Ken….my wife makes a shampoo bar, pine tar soap, tea tree oil soap, a shaving bar, goatmilk soap, oatmeal soap & just plain ole fashion lye soap. I’ve seen her do it, but its over my head. She said most instructions are over written, sounds complicated, but really not hard to make. I make her soap molds for her, but the rest is her thing. She also makes a liquid laundry soap. I think it may be in your archive section. Thanks
Apparently, soap making is quite the hobby for many folks. There are seemingly infinite recipes on how to do it…
I just wanted to point out that there is a reason for adding the lye to the water instead of adding water to the lye. If your water is in the pot first and you then add the lye, there will be little to no splashing like there would be the other way around. This will reduce the chance of getting it on you and burning yourself. Lye is extremely caustic.
One good resource for soapmaking is an online ‘soap calculator’, there are many that will turn up with a search. This can be very handy if you want to use a different oil or want to change the size of the recipe. It’s very helpful to keep you from wasting a whole batch of soap ingredients because it wouldn’t harden up.
As a soapmaker, I would just like to add a few words of caution:
As Tammy said, adding the water to the lye can cause a violent reaction.
ALWAYS wear eye protection, long sleeves & gloves – Keep your skin covered – Lye will burn the skin and if it gets into eyes, cause blindness.
*A single oil-based soap is commonly called Castile Soap.
*Don’t expect your olive oil soap to be white or smell pleasant.
*Coconut oils produce a harder, longer-lasting bar.
*Adding essential or fragrant oils and soap colorants is easy and makes some nice results, but various scents will effect how the lye and oils react differently.

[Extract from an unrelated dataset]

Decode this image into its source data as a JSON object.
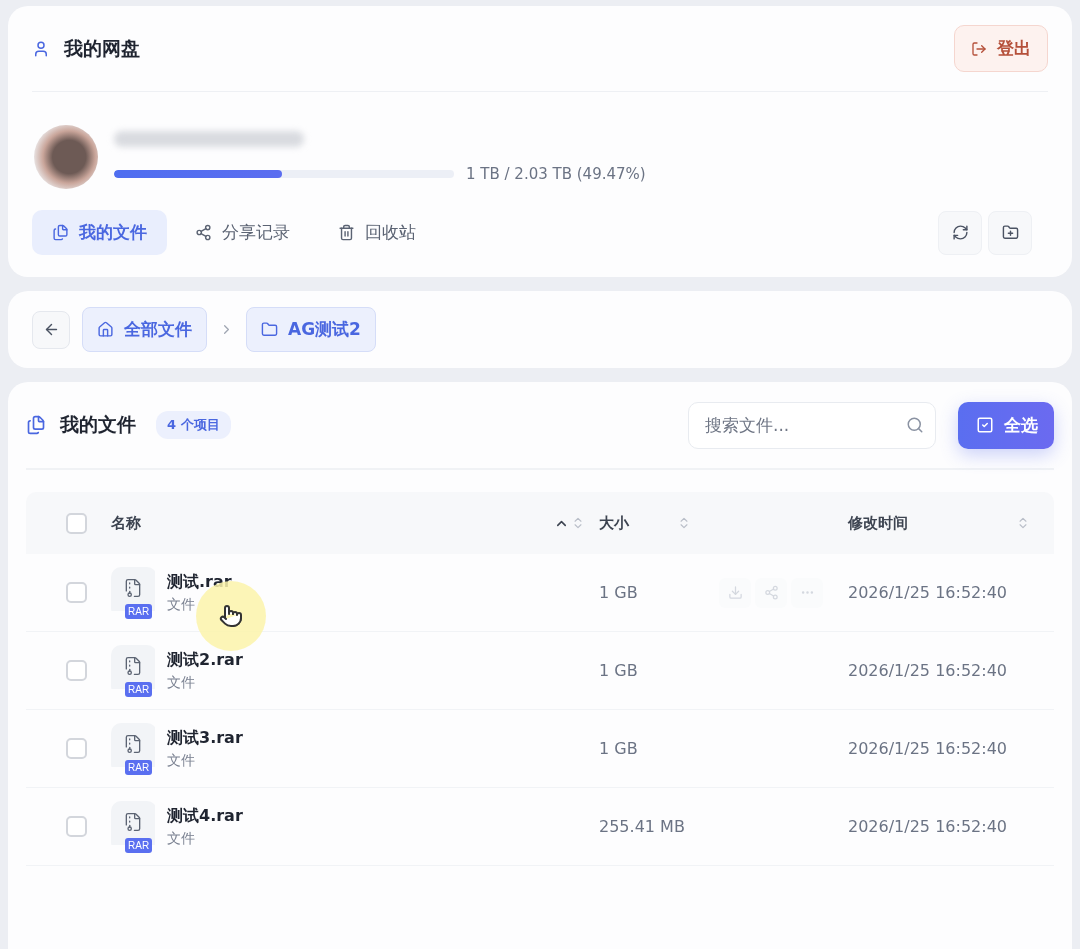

This is a recipe for Castile soap. Many times olive oil soap is very slow to trace and likewise to set up. A friend had a batch to wait two weeks before beginning to set. Because of her experience I have never wanted to go to that expense and risk failure. My soaps are just old fashion grease (saved meat/vegi shortening and mutton tallow) and lye soap with the occasional addition of lanolin, oatmeal or herbs.